About this task: Pictures excluded, return every entry exactly, please.
** Opening Input material block **
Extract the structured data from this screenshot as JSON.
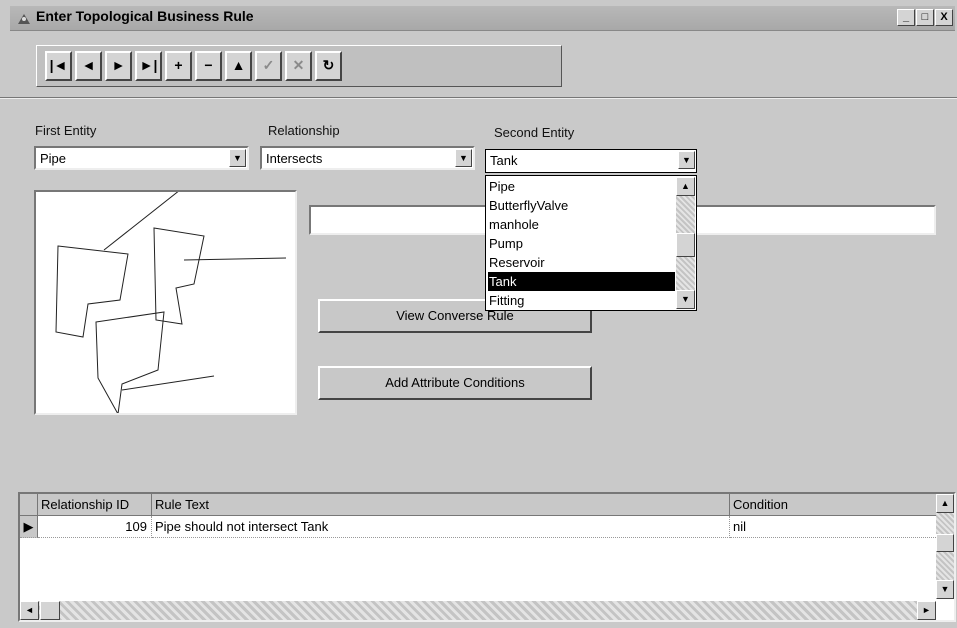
{
  "window": {
    "title": "Enter Topological Business Rule",
    "controls": [
      "_",
      "□",
      "X"
    ]
  },
  "toolbar": {
    "buttons": [
      {
        "icon": "first-record-icon",
        "glyph": "|◄"
      },
      {
        "icon": "previous-record-icon",
        "glyph": "◄"
      },
      {
        "icon": "next-record-icon",
        "glyph": "►"
      },
      {
        "icon": "last-record-icon",
        "glyph": "►|"
      },
      {
        "icon": "add-record-icon",
        "glyph": "+"
      },
      {
        "icon": "delete-record-icon",
        "glyph": "−"
      },
      {
        "icon": "edit-record-icon",
        "glyph": "▲"
      },
      {
        "icon": "post-edit-icon",
        "glyph": "✓"
      },
      {
        "icon": "cancel-edit-icon",
        "glyph": "✕"
      },
      {
        "icon": "refresh-icon",
        "glyph": "↻"
      }
    ]
  },
  "form": {
    "first_entity_label": "First Entity",
    "first_entity_value": "Pipe",
    "relationship_label": "Relationship",
    "relationship_value": "Intersects",
    "second_entity_label": "Second Entity",
    "second_entity_value": "Tank",
    "second_entity_options": [
      "Pipe",
      "ButterflyValve",
      "manhole",
      "Pump",
      "Reservoir",
      "Tank",
      "Fitting"
    ],
    "second_entity_selected": "Tank",
    "rule_text_value": "",
    "view_converse_label": "View Converse Rule",
    "add_attribute_label": "Add Attribute Conditions"
  },
  "grid": {
    "columns": [
      "Relationship ID",
      "Rule Text",
      "Condition"
    ],
    "rows": [
      {
        "id": "109",
        "rule_text": "Pipe should not intersect Tank",
        "condition": "nil"
      }
    ]
  }
}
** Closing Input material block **
Your solution:
Extract the structured data from this screenshot as JSON.
{
  "window": {
    "title": "Enter Topological Business Rule",
    "controls": [
      "_",
      "□",
      "X"
    ]
  },
  "toolbar": {
    "buttons": [
      {
        "icon": "first-record-icon",
        "glyph": "|◄"
      },
      {
        "icon": "previous-record-icon",
        "glyph": "◄"
      },
      {
        "icon": "next-record-icon",
        "glyph": "►"
      },
      {
        "icon": "last-record-icon",
        "glyph": "►|"
      },
      {
        "icon": "add-record-icon",
        "glyph": "+"
      },
      {
        "icon": "delete-record-icon",
        "glyph": "−"
      },
      {
        "icon": "edit-record-icon",
        "glyph": "▲"
      },
      {
        "icon": "post-edit-icon",
        "glyph": "✓"
      },
      {
        "icon": "cancel-edit-icon",
        "glyph": "✕"
      },
      {
        "icon": "refresh-icon",
        "glyph": "↻"
      }
    ]
  },
  "form": {
    "first_entity_label": "First Entity",
    "first_entity_value": "Pipe",
    "relationship_label": "Relationship",
    "relationship_value": "Intersects",
    "second_entity_label": "Second Entity",
    "second_entity_value": "Tank",
    "second_entity_options": [
      "Pipe",
      "ButterflyValve",
      "manhole",
      "Pump",
      "Reservoir",
      "Tank",
      "Fitting"
    ],
    "second_entity_selected": "Tank",
    "rule_text_value": "",
    "view_converse_label": "View Converse Rule",
    "add_attribute_label": "Add Attribute Conditions"
  },
  "grid": {
    "columns": [
      "Relationship ID",
      "Rule Text",
      "Condition"
    ],
    "rows": [
      {
        "id": "109",
        "rule_text": "Pipe should not intersect Tank",
        "condition": "nil"
      }
    ]
  }
}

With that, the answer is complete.